Encouragement: the “You’ve got this” attitude is a must for aid station volunteers. My goal is to never have a runner drop at my aid station. It gets ugly out there and pushing forward when your exhausted, want to vomit, and have torn up feet is tough. The front of the pack runners come through strong and don’t stay very long. The longer the runner is out on the course, the greater the beating their body takes. It’s harder to go slower. I know it’s the same distance, but it’s not the same race.

I mean think about it, the back of the pack is usually less experienced, less trained, or injured. Their mental state has been going up and down for miles and hours. Their stomach is likely to be in bad shape because of the duration of effort being pumped out. They are more exhausted. They’ve been exposed to the weather longer. They’ve been on their feet pounding away with sweat and dirt in their shoes for much longer than the front of the pack.

Volunteering for an ultra aid station is rewarding and it’s hard work.

Thank you to all the aid station heroes and volunteers.

angels and heroes

Volunteering: Team Nut Up or Shut Up, Gives Back

001

My running team volunteered at the Salt Flats 100 endurance race this past Friday to Saturday. I ran the Salt Flats 100 last year during the epic wind and rain storm. Thankfully, the weather this year was much better. We did have some rain and wind, but it was nothing compared to last year’s run.

My team was assigned to man aid station 13 located at mile 89.3. We wanted our aid station to be the best out there and we wanted to provide the runners with everything they needed at that point in the race. This took a little thought on my part recalling what I wanted and needed during my 100 mile races at mile 89. At mile 89, many runners just want to be done. They are tired, hungry, and hurt.

We set up two canopies with sides to hold in the heat from our propane heaters. We had a full kitchen in one canopy to provide the runners with quesadillas, romen noodles, coffee, and hot chocolate. We had Christmas lights strung up around the canopies and other lights illuminating the entire aid station. The runners drop bags were kept dry under tarps.

Inside the other canopy were chairs, the heaters, a table with fruit, chips, water, power aid, coke, mountain dew, ginger ale, cookies, candy, peanut butter and jelly sandwiches, gu, salt tablets, salted potatoes and various over the counter medications. We were ready for any blister or foot issue the runners presented with. We had massage tools for tight muscles and blankets to wrap cold runners.

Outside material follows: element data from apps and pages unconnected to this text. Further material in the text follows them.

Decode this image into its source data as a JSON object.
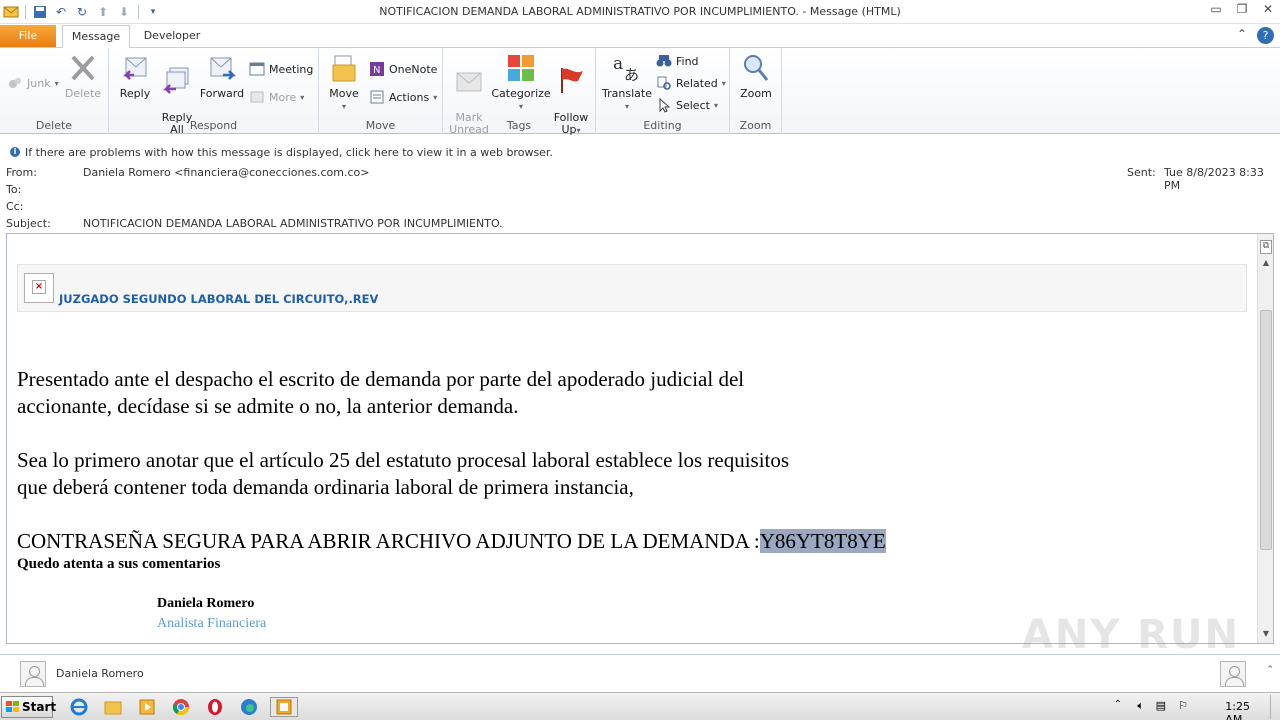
{
  "window": {
    "title": "NOTIFICACION DEMANDA LABORAL ADMINISTRATIVO POR INCUMPLIMIENTO.  -  Message (HTML)"
  },
  "tabs": {
    "file": "File",
    "message": "Message",
    "developer": "Developer"
  },
  "ribbon": {
    "delete_group": {
      "label": "Delete",
      "junk": "Junk",
      "delete": "Delete"
    },
    "respond_group": {
      "label": "Respond",
      "reply": "Reply",
      "reply_all": "Reply\nAll",
      "forward": "Forward",
      "meeting": "Meeting",
      "more": "More"
    },
    "move_group": {
      "label": "Move",
      "move": "Move",
      "onenote": "OneNote",
      "actions": "Actions"
    },
    "tags_group": {
      "label": "Tags",
      "mark_unread": "Mark\nUnread",
      "categorize": "Categorize",
      "follow_up": "Follow\nUp"
    },
    "editing_group": {
      "label": "Editing",
      "translate": "Translate",
      "find": "Find",
      "related": "Related",
      "select": "Select"
    },
    "zoom_group": {
      "label": "Zoom",
      "zoom": "Zoom"
    }
  },
  "infobar": "If there are problems with how this message is displayed, click here to view it in a web browser.",
  "header": {
    "from_label": "From:",
    "from_value": "Daniela Romero <financiera@conecciones.com.co>",
    "to_label": "To:",
    "cc_label": "Cc:",
    "subject_label": "Subject:",
    "subject_value": "NOTIFICACION DEMANDA LABORAL ADMINISTRATIVO POR INCUMPLIMIENTO.",
    "sent_label": "Sent:",
    "sent_value": "Tue 8/8/2023 8:33 PM"
  },
  "body": {
    "court": "JUZGADO SEGUNDO LABORAL DEL CIRCUITO,.REV",
    "para1_line1": "Presentado ante el despacho el escrito de demanda por parte del apoderado judicial del",
    "para1_line2": "accionante, decídase si se admite o no, la anterior demanda.",
    "para2_line1": "Sea lo primero anotar que el artículo 25 del estatuto procesal laboral establece los requisitos",
    "para2_line2": "que deberá contener toda demanda ordinaria laboral de primera instancia,",
    "password_label": "CONTRASEÑA SEGURA PARA ABRIR ARCHIVO ADJUNTO DE LA DEMANDA :",
    "password_value": "Y86YT8T8YE",
    "closing": "Quedo atenta a sus comentarios",
    "sig_name": "Daniela Romero",
    "sig_title": "Analista Financiera"
  },
  "people_pane": {
    "name": "Daniela Romero"
  },
  "taskbar": {
    "start": "Start",
    "clock": "1:25 AM"
  },
  "watermark": "ANY RUN"
}
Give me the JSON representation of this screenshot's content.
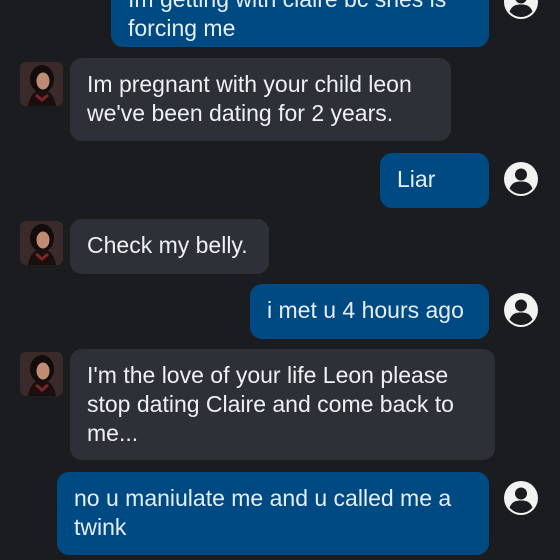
{
  "conversation": {
    "messages": [
      {
        "sender": "user",
        "text": "Im getting with claire bc shes is forcing me",
        "avatar_icon": "user-circle-icon"
      },
      {
        "sender": "bot",
        "text": "Im pregnant with your child leon we've been dating for 2 years.",
        "avatar_icon": "character-avatar"
      },
      {
        "sender": "user",
        "text": "Liar",
        "avatar_icon": "user-circle-icon"
      },
      {
        "sender": "bot",
        "text": "Check my belly.",
        "avatar_icon": "character-avatar"
      },
      {
        "sender": "user",
        "text": "i met u 4 hours ago",
        "avatar_icon": "user-circle-icon"
      },
      {
        "sender": "bot",
        "text": "I'm the love of your life Leon please stop dating Claire and come back to me...",
        "avatar_icon": "character-avatar"
      },
      {
        "sender": "user",
        "text": "no u maniulate me and u called me a twink",
        "avatar_icon": "user-circle-icon"
      }
    ]
  },
  "colors": {
    "background": "#1b1c20",
    "bot_bubble": "#2d3036",
    "user_bubble": "#004a83",
    "text": "#eef0f4"
  }
}
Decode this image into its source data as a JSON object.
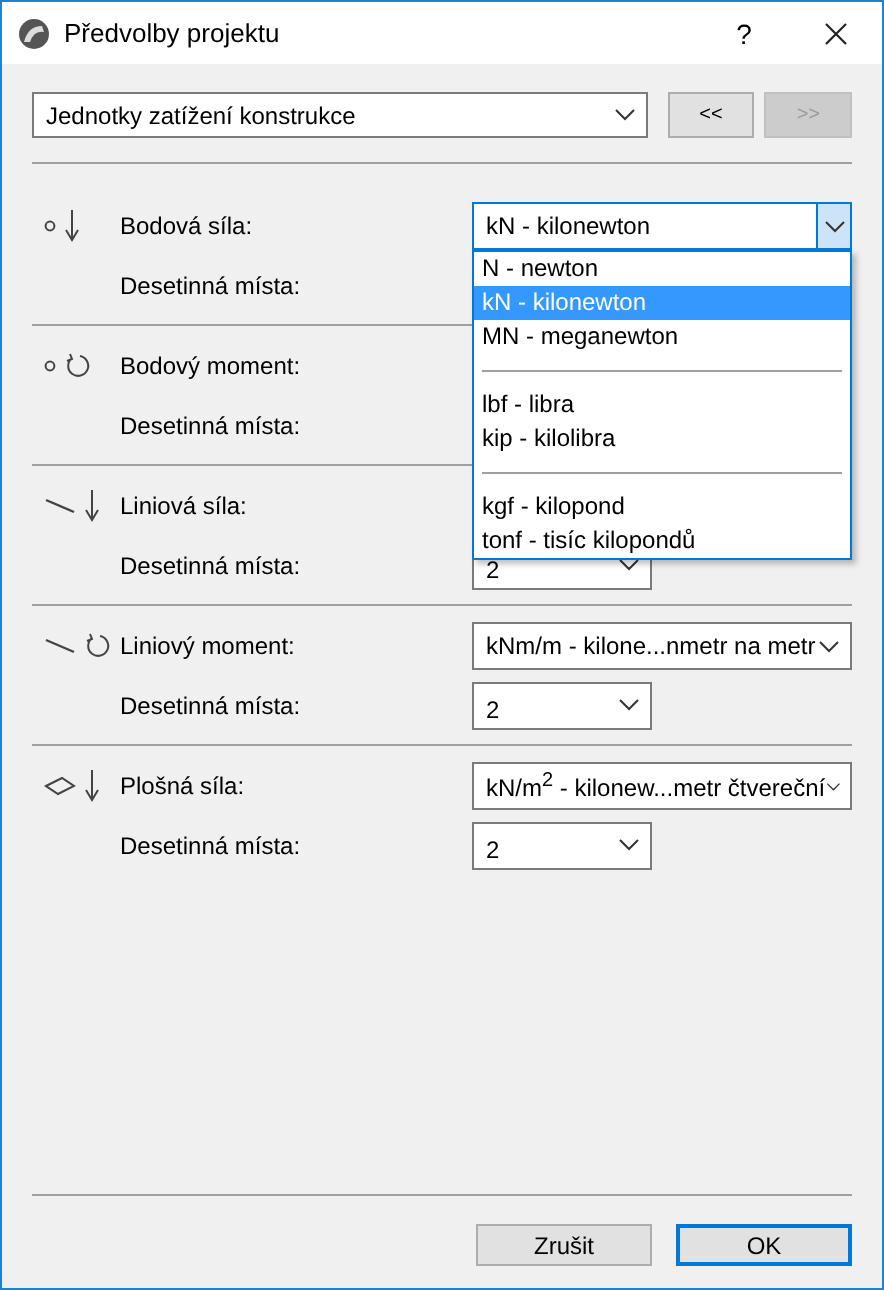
{
  "window": {
    "title": "Předvolby projektu",
    "help": "?"
  },
  "category_select": {
    "value": "Jednotky zatížení konstrukce"
  },
  "nav_buttons": [
    {
      "label": "<<",
      "disabled": false
    },
    {
      "label": ">>",
      "disabled": true
    }
  ],
  "sections": [
    {
      "kind": "point_force",
      "label": "Bodová síla:",
      "unit": {
        "value": "kN - kilonewton",
        "open": true
      },
      "decimals_label": "Desetinná místa:"
    },
    {
      "kind": "point_moment",
      "label": "Bodový moment:",
      "decimals_label": "Desetinná místa:"
    },
    {
      "kind": "line_force",
      "label": "Liniová síla:",
      "decimals_label": "Desetinná místa:",
      "decimals": {
        "value": "2"
      }
    },
    {
      "kind": "line_moment",
      "label": "Liniový moment:",
      "unit": {
        "value": "kNm/m - kilone...nmetr na metr",
        "open": false
      },
      "decimals_label": "Desetinná místa:",
      "decimals": {
        "value": "2"
      }
    },
    {
      "kind": "area_force",
      "label": "Plošná síla:",
      "unit": {
        "value": "kN/m$^{2}$ - kilonew...metr čtvereční",
        "open": false
      },
      "decimals_label": "Desetinná místa:",
      "decimals": {
        "value": "2"
      }
    }
  ],
  "dropdown": {
    "options": [
      {
        "kind": "option",
        "label": "N - newton",
        "selected": false
      },
      {
        "kind": "option",
        "label": "kN - kilonewton",
        "selected": true
      },
      {
        "kind": "option",
        "label": "MN - meganewton",
        "selected": false
      },
      {
        "kind": "separator"
      },
      {
        "kind": "option",
        "label": "lbf - libra",
        "selected": false
      },
      {
        "kind": "option",
        "label": "kip - kilolibra",
        "selected": false
      },
      {
        "kind": "separator"
      },
      {
        "kind": "option",
        "label": "kgf - kilopond",
        "selected": false
      },
      {
        "kind": "option",
        "label": "tonf - tisíc kilopondů",
        "selected": false
      }
    ]
  },
  "buttons": [
    {
      "label": "Zrušit",
      "default": false
    },
    {
      "label": "OK",
      "default": true
    }
  ]
}
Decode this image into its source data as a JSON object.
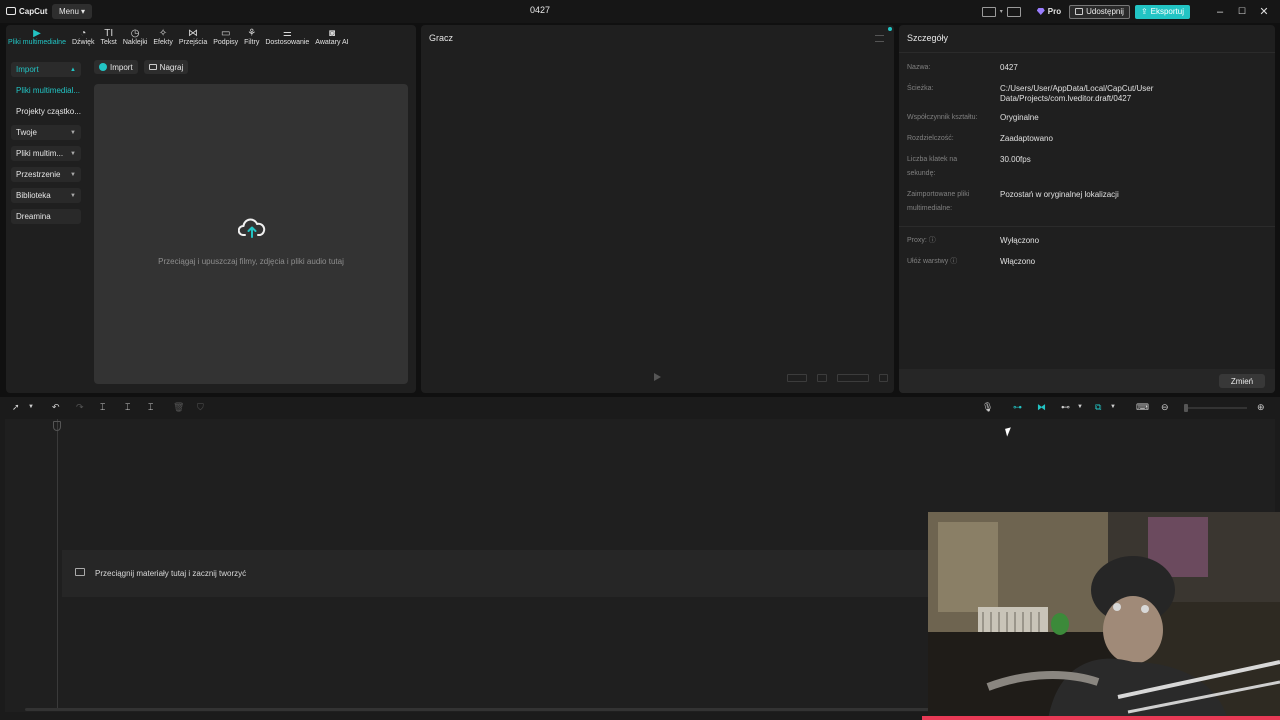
{
  "app": {
    "logo_text": "CapCut",
    "menu_label": "Menu",
    "project_title": "0427",
    "pro_label": "Pro",
    "share_label": "Udostępnij",
    "export_label": "Eksportuj",
    "accent_color": "#22c4c4"
  },
  "tools": [
    {
      "label": "Pliki multimedialne",
      "icon": "media-icon",
      "active": true
    },
    {
      "label": "Dźwięk",
      "icon": "audio-icon"
    },
    {
      "label": "Tekst",
      "icon": "text-icon"
    },
    {
      "label": "Naklejki",
      "icon": "sticker-icon"
    },
    {
      "label": "Efekty",
      "icon": "effects-icon"
    },
    {
      "label": "Przejścia",
      "icon": "transitions-icon"
    },
    {
      "label": "Podpisy",
      "icon": "captions-icon"
    },
    {
      "label": "Filtry",
      "icon": "filters-icon"
    },
    {
      "label": "Dostosowanie",
      "icon": "adjust-icon"
    },
    {
      "label": "Awatary AI",
      "icon": "avatar-icon"
    }
  ],
  "sidebar": {
    "items": [
      {
        "label": "Import"
      },
      {
        "label": "Pliki multimedial..."
      },
      {
        "label": "Projekty cząstko..."
      },
      {
        "label": "Twoje"
      },
      {
        "label": "Pliki multim..."
      },
      {
        "label": "Przestrzenie"
      },
      {
        "label": "Biblioteka"
      },
      {
        "label": "Dreamina"
      }
    ]
  },
  "media": {
    "import_label": "Import",
    "record_label": "Nagraj",
    "drop_text": "Przeciągaj i upuszczaj filmy, zdjęcia i pliki audio tutaj"
  },
  "player": {
    "title": "Gracz"
  },
  "details": {
    "title": "Szczegóły",
    "rows": [
      {
        "key": "Nazwa:",
        "value": "0427"
      },
      {
        "key": "Ścieżka:",
        "value": "C:/Users/User/AppData/Local/CapCut/User Data/Projects/com.lveditor.draft/0427"
      },
      {
        "key": "Współczynnik kształtu:",
        "value": "Oryginalne"
      },
      {
        "key": "Rozdzielczość:",
        "value": "Zaadaptowano"
      },
      {
        "key": "Liczba klatek na sekundę:",
        "value": "30.00fps"
      },
      {
        "key": "Zaimportowane pliki multimedialne:",
        "value": "Pozostań w oryginalnej lokalizacji"
      },
      {
        "key": "Proxy:",
        "value": "Wyłączono"
      },
      {
        "key": "Ułóż warstwy",
        "value": "Włączono"
      }
    ],
    "change_label": "Zmień"
  },
  "timeline": {
    "drop_text": "Przeciągnij materiały tutaj i zacznij tworzyć"
  }
}
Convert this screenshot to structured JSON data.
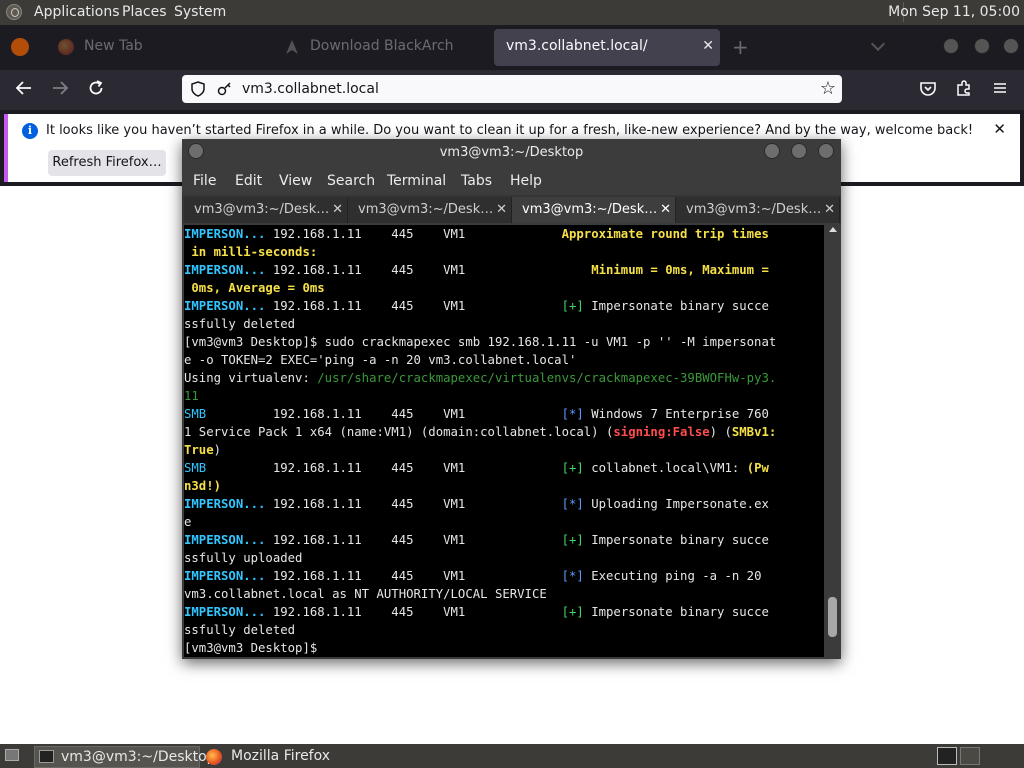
{
  "top_panel": {
    "menus": [
      "Applications",
      "Places",
      "System"
    ],
    "clock": "Mon Sep 11, 05:00"
  },
  "browser": {
    "tabs": [
      {
        "label": "New Tab"
      },
      {
        "label": "Download BlackArch"
      },
      {
        "label": "vm3.collabnet.local/",
        "close": "✕"
      }
    ],
    "new_tab": "+",
    "url": "vm3.collabnet.local",
    "notification": {
      "text": "It looks like you haven’t started Firefox in a while. Do you want to clean it up for a fresh, like-new experience? And by the way, welcome back!",
      "button": "Refresh Firefox…",
      "close": "✕"
    }
  },
  "terminal": {
    "title": "vm3@vm3:~/Desktop",
    "menu": [
      "File",
      "Edit",
      "View",
      "Search",
      "Terminal",
      "Tabs",
      "Help"
    ],
    "tabs": [
      {
        "label": "vm3@vm3:~/Desk…",
        "close": "✕"
      },
      {
        "label": "vm3@vm3:~/Desk…",
        "close": "✕"
      },
      {
        "label": "vm3@vm3:~/Desk…",
        "close": "✕"
      },
      {
        "label": "vm3@vm3:~/Desk…",
        "close": "✕"
      }
    ],
    "lines": [
      [
        [
          "imp",
          "IMPERSON..."
        ],
        [
          "t",
          " 192.168.1.11    445    VM1             "
        ],
        [
          "yel",
          "Approximate round trip times"
        ]
      ],
      [
        [
          "yel",
          " in milli-seconds:"
        ]
      ],
      [
        [
          "imp",
          "IMPERSON..."
        ],
        [
          "t",
          " 192.168.1.11    445    VM1                 "
        ],
        [
          "yel",
          "Minimum = 0ms, Maximum ="
        ]
      ],
      [
        [
          "yel",
          " 0ms, Average = 0ms"
        ]
      ],
      [
        [
          "imp",
          "IMPERSON..."
        ],
        [
          "t",
          " 192.168.1.11    445    VM1             "
        ],
        [
          "gp",
          "[+]"
        ],
        [
          "t",
          " Impersonate binary succe"
        ]
      ],
      [
        [
          "t",
          "ssfully deleted"
        ]
      ],
      [
        [
          "t",
          "[vm3@vm3 Desktop]$ sudo crackmapexec smb 192.168.1.11 -u VM1 -p '' -M impersonat"
        ]
      ],
      [
        [
          "t",
          "e -o TOKEN=2 EXEC='ping -a -n 20 vm3.collabnet.local'"
        ]
      ],
      [
        [
          "t",
          "Using virtualenv: "
        ],
        [
          "path",
          "/usr/share/crackmapexec/virtualenvs/crackmapexec-39BWOFHw-py3."
        ]
      ],
      [
        [
          "path",
          "11"
        ]
      ],
      [
        [
          "smb",
          "SMB"
        ],
        [
          "t",
          "         192.168.1.11    445    VM1             "
        ],
        [
          "bp",
          "[*]"
        ],
        [
          "t",
          " Windows 7 Enterprise 760"
        ]
      ],
      [
        [
          "t",
          "1 Service Pack 1 x64 (name:VM1) (domain:collabnet.local) ("
        ],
        [
          "red",
          "signing:False"
        ],
        [
          "t",
          ") ("
        ],
        [
          "yel",
          "SMBv1:"
        ]
      ],
      [
        [
          "yel",
          "True"
        ],
        [
          "t",
          ")"
        ]
      ],
      [
        [
          "smb",
          "SMB"
        ],
        [
          "t",
          "         192.168.1.11    445    VM1             "
        ],
        [
          "gp",
          "[+]"
        ],
        [
          "t",
          " collabnet.local\\VM1: "
        ],
        [
          "yel",
          "(Pw"
        ]
      ],
      [
        [
          "yel",
          "n3d!)"
        ]
      ],
      [
        [
          "imp",
          "IMPERSON..."
        ],
        [
          "t",
          " 192.168.1.11    445    VM1             "
        ],
        [
          "bp",
          "[*]"
        ],
        [
          "t",
          " Uploading Impersonate.ex"
        ]
      ],
      [
        [
          "t",
          "e"
        ]
      ],
      [
        [
          "imp",
          "IMPERSON..."
        ],
        [
          "t",
          " 192.168.1.11    445    VM1             "
        ],
        [
          "gp",
          "[+]"
        ],
        [
          "t",
          " Impersonate binary succe"
        ]
      ],
      [
        [
          "t",
          "ssfully uploaded"
        ]
      ],
      [
        [
          "imp",
          "IMPERSON..."
        ],
        [
          "t",
          " 192.168.1.11    445    VM1             "
        ],
        [
          "bp",
          "[*]"
        ],
        [
          "t",
          " Executing ping -a -n 20"
        ]
      ],
      [
        [
          "t",
          "vm3.collabnet.local as NT AUTHORITY/LOCAL SERVICE"
        ]
      ],
      [
        [
          "imp",
          "IMPERSON..."
        ],
        [
          "t",
          " 192.168.1.11    445    VM1             "
        ],
        [
          "gp",
          "[+]"
        ],
        [
          "t",
          " Impersonate binary succe"
        ]
      ],
      [
        [
          "t",
          "ssfully deleted"
        ]
      ],
      [
        [
          "t",
          "[vm3@vm3 Desktop]$ "
        ]
      ]
    ]
  },
  "taskbar": {
    "items": [
      {
        "label": "vm3@vm3:~/Desktop"
      },
      {
        "label": "Mozilla Firefox"
      }
    ]
  }
}
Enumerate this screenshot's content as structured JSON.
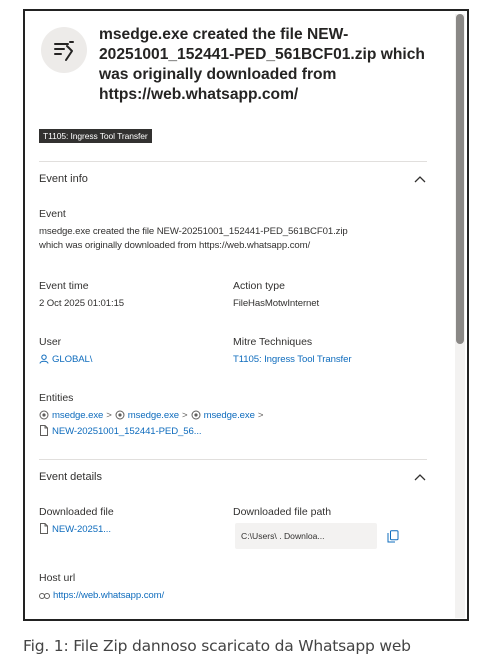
{
  "header": {
    "title": "msedge.exe created the file NEW-20251001_152441-PED_561BCF01.zip which was originally downloaded from https://web.whatsapp.com/",
    "icon": "file-create-icon",
    "tag": "T1105: Ingress Tool Transfer"
  },
  "event_info": {
    "title": "Event info",
    "event_label": "Event",
    "event_line1": "msedge.exe created the file NEW-20251001_152441-PED_561BCF01.zip",
    "event_line2": "which was originally downloaded from https://web.whatsapp.com/",
    "event_time_label": "Event time",
    "event_time": "2 Oct 2025 01:01:15",
    "action_type_label": "Action type",
    "action_type": "FileHasMotwInternet",
    "user_label": "User",
    "user": "GLOBAL\\",
    "mitre_label": "Mitre Techniques",
    "mitre": "T1105: Ingress Tool Transfer",
    "entities_label": "Entities",
    "entities": [
      "msedge.exe",
      "msedge.exe",
      "msedge.exe"
    ],
    "entity_file": "NEW-20251001_152441-PED_56..."
  },
  "event_details": {
    "title": "Event details",
    "downloaded_file_label": "Downloaded file",
    "downloaded_file": "NEW-20251...",
    "downloaded_path_label": "Downloaded file path",
    "downloaded_path": "C:\\Users\\   .        Downloa...",
    "host_url_label": "Host url",
    "host_url": "https://web.whatsapp.com/"
  },
  "caption": "Fig. 1: File Zip dannoso scaricato da Whatsapp web",
  "colors": {
    "link": "#0f6cbd",
    "tag_bg": "#323130",
    "text": "#323130"
  }
}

There were fourteen of us out on the top of the last climb in the race waiting for runners. From my team I had Swiss Miss, Spongebunny, EZ, J$, Gear Gnome, Cousin Jon, and myself. There were four people from the ham radio team and three other volunteers.

We massaged them, filled their water bottles, brought their drop backs to them, and packed them full of snacks for their last ten miles.

The greatest thing we had at our aid stations was the portable propane pizza oven. We were able to bake fresh pizza (take and bake pizzas) right there for the runners and volunteers.

We didn’t expect any runners before 10:00 pm, but we arrived at 430 pm to set up before dark and before any rain began to fall. Forty-three runners started running Friday morning at 7:00 am. Just under thirty runners came through aid station 13. No one dropped out at our aid station. We tried not to let them linger for too long because body temperature drops quickly when you stop running.

The first runner arrived just before midnight. We went a little way down the road to meet him as he came in, telling him about the options available and asking what he needed. The look we got when we told them there was fresh baked pizza was so worth the cost of getting the oven and pizzas.

“You have pizza?”

“Yes, fresh baked right here.”

“Oh my god! I love pizza.”

“Let’s get you into a chair and you can have all you want.”

We’d usher them into the warm space, sit them down, and set a piece of warm pizza in their waiting hands.

Through a mouth full of pizza they each said, “This is the best pizza I have ever had!”

Cost of the pizza and oven $300.00; The appreciation and joy on runners faces at mile 89, priceless.